*** Opening of Data shown ***
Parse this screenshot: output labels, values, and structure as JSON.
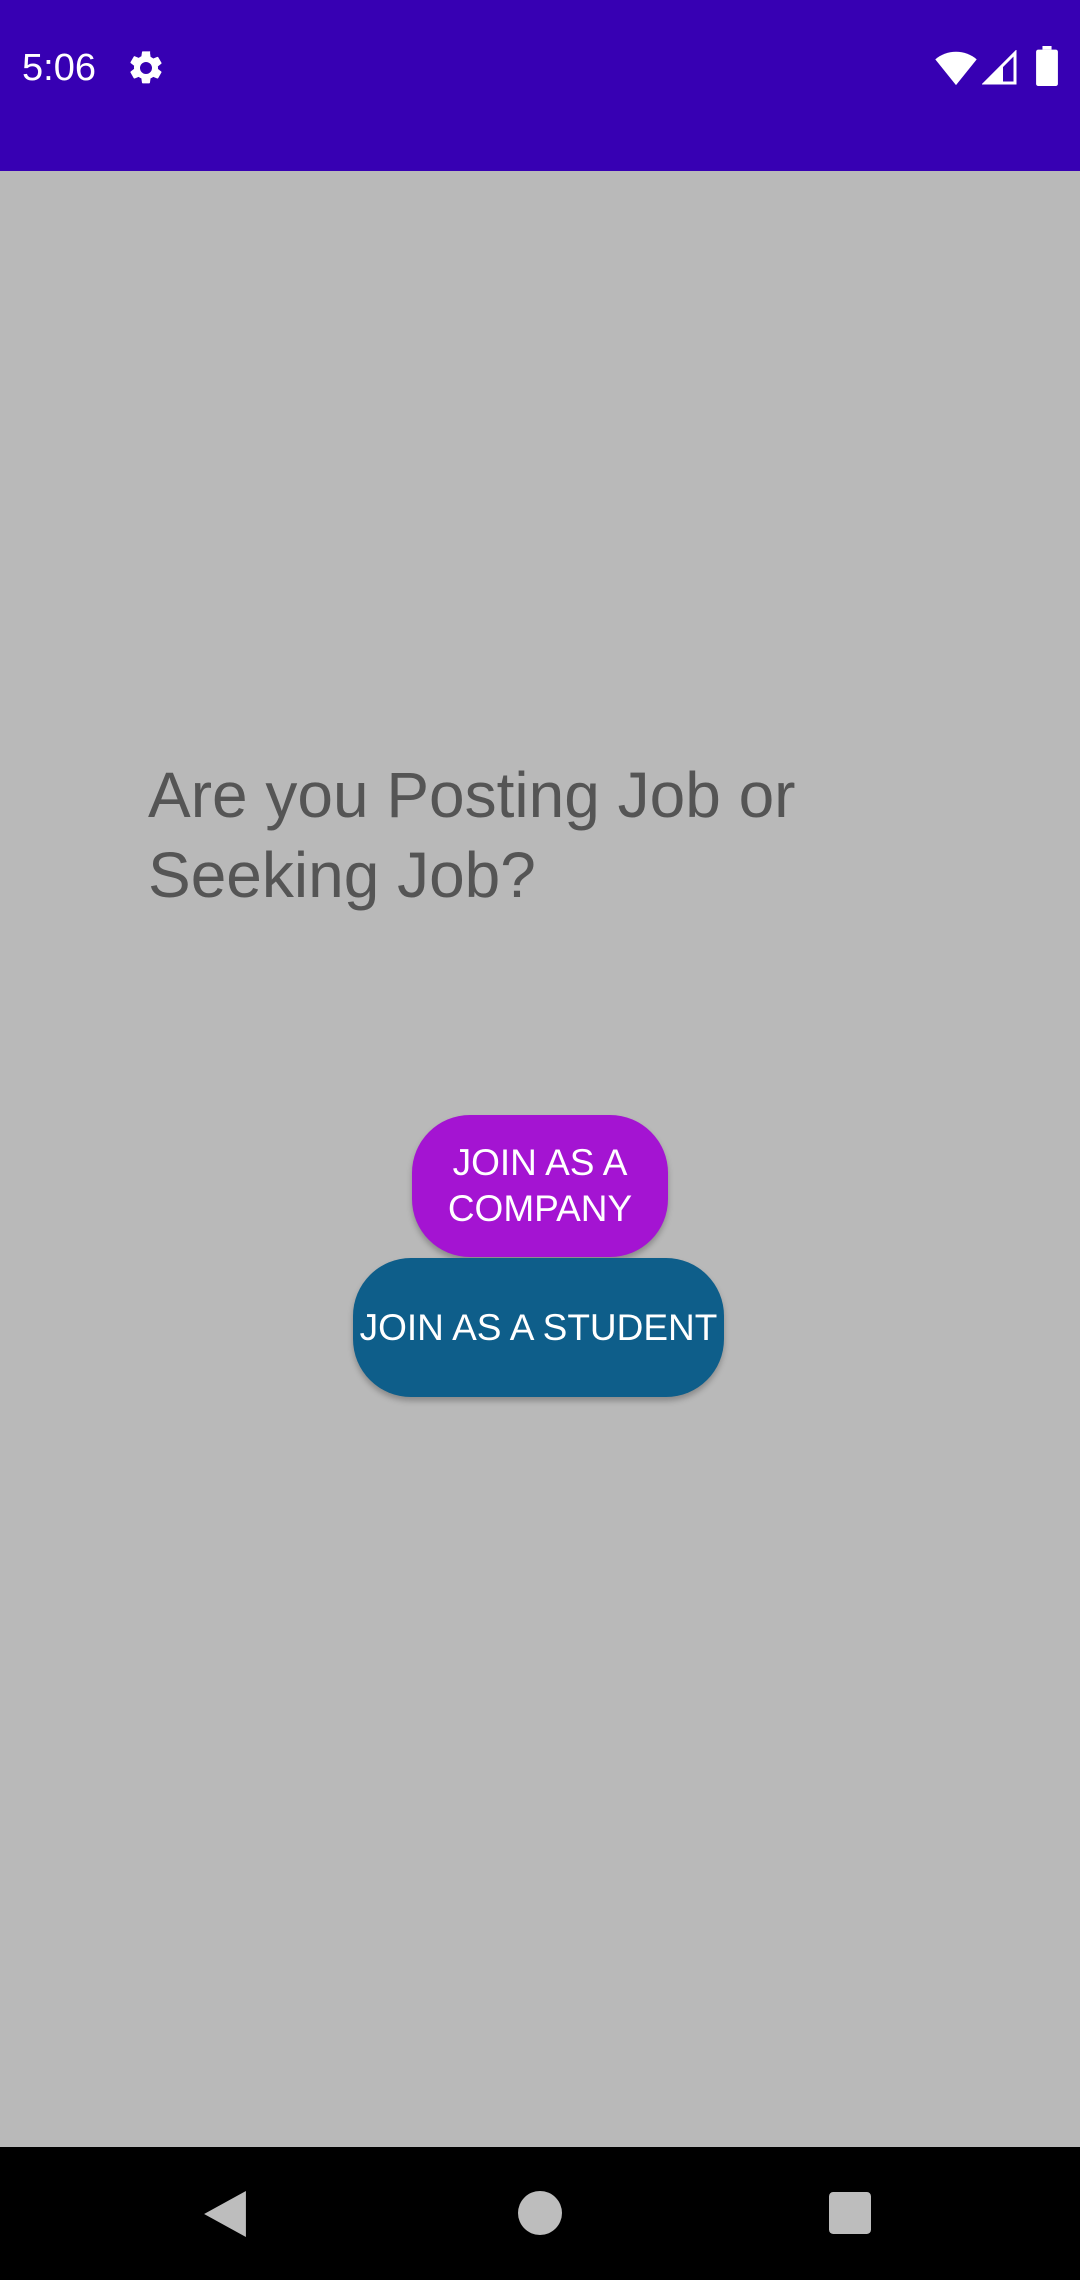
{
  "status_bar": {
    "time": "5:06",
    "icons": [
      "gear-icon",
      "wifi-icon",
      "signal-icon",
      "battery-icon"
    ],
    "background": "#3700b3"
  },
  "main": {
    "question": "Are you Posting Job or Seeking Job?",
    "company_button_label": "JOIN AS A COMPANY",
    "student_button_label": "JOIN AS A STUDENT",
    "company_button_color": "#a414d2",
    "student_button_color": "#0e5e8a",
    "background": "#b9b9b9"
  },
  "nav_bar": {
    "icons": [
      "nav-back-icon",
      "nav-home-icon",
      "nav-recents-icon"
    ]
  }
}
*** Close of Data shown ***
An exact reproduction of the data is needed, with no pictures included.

Parse this screenshot: output labels, values, and structure as JSON.
{
  "status_bar": {
    "time": "5:06",
    "icons": [
      "gear-icon",
      "wifi-icon",
      "signal-icon",
      "battery-icon"
    ],
    "background": "#3700b3"
  },
  "main": {
    "question": "Are you Posting Job or Seeking Job?",
    "company_button_label": "JOIN AS A COMPANY",
    "student_button_label": "JOIN AS A STUDENT",
    "company_button_color": "#a414d2",
    "student_button_color": "#0e5e8a",
    "background": "#b9b9b9"
  },
  "nav_bar": {
    "icons": [
      "nav-back-icon",
      "nav-home-icon",
      "nav-recents-icon"
    ]
  }
}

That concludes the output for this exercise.